═════ Record extracts ═════
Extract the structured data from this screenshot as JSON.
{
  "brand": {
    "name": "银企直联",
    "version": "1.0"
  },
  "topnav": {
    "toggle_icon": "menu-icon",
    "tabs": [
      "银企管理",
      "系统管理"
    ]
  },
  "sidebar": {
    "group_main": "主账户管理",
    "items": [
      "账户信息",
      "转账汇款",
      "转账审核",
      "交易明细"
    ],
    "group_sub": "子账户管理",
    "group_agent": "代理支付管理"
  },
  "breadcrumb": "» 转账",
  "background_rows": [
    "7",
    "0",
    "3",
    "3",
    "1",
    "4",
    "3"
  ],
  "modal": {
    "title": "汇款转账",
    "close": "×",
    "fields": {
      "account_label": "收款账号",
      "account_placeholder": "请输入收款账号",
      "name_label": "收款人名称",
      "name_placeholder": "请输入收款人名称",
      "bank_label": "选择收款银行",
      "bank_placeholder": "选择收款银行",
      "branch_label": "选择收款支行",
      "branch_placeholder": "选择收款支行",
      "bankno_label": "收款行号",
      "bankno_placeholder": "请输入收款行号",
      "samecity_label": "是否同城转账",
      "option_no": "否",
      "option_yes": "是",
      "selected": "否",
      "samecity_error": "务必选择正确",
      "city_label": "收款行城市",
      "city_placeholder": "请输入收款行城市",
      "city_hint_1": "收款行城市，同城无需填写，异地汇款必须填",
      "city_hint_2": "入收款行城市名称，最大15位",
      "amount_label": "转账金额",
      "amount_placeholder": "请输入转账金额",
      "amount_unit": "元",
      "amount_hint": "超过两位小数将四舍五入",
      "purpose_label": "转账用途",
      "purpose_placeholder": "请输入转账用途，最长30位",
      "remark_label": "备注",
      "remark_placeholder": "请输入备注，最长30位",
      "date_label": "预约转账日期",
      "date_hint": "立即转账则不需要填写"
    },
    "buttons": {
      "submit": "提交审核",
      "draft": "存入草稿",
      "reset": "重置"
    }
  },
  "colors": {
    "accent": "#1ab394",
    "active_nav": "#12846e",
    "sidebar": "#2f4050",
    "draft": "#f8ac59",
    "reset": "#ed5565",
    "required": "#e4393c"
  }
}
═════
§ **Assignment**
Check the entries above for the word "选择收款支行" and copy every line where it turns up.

§ **Result of this task**
      "branch_label": "选择收款支行",
      "branch_placeholder": "选择收款支行",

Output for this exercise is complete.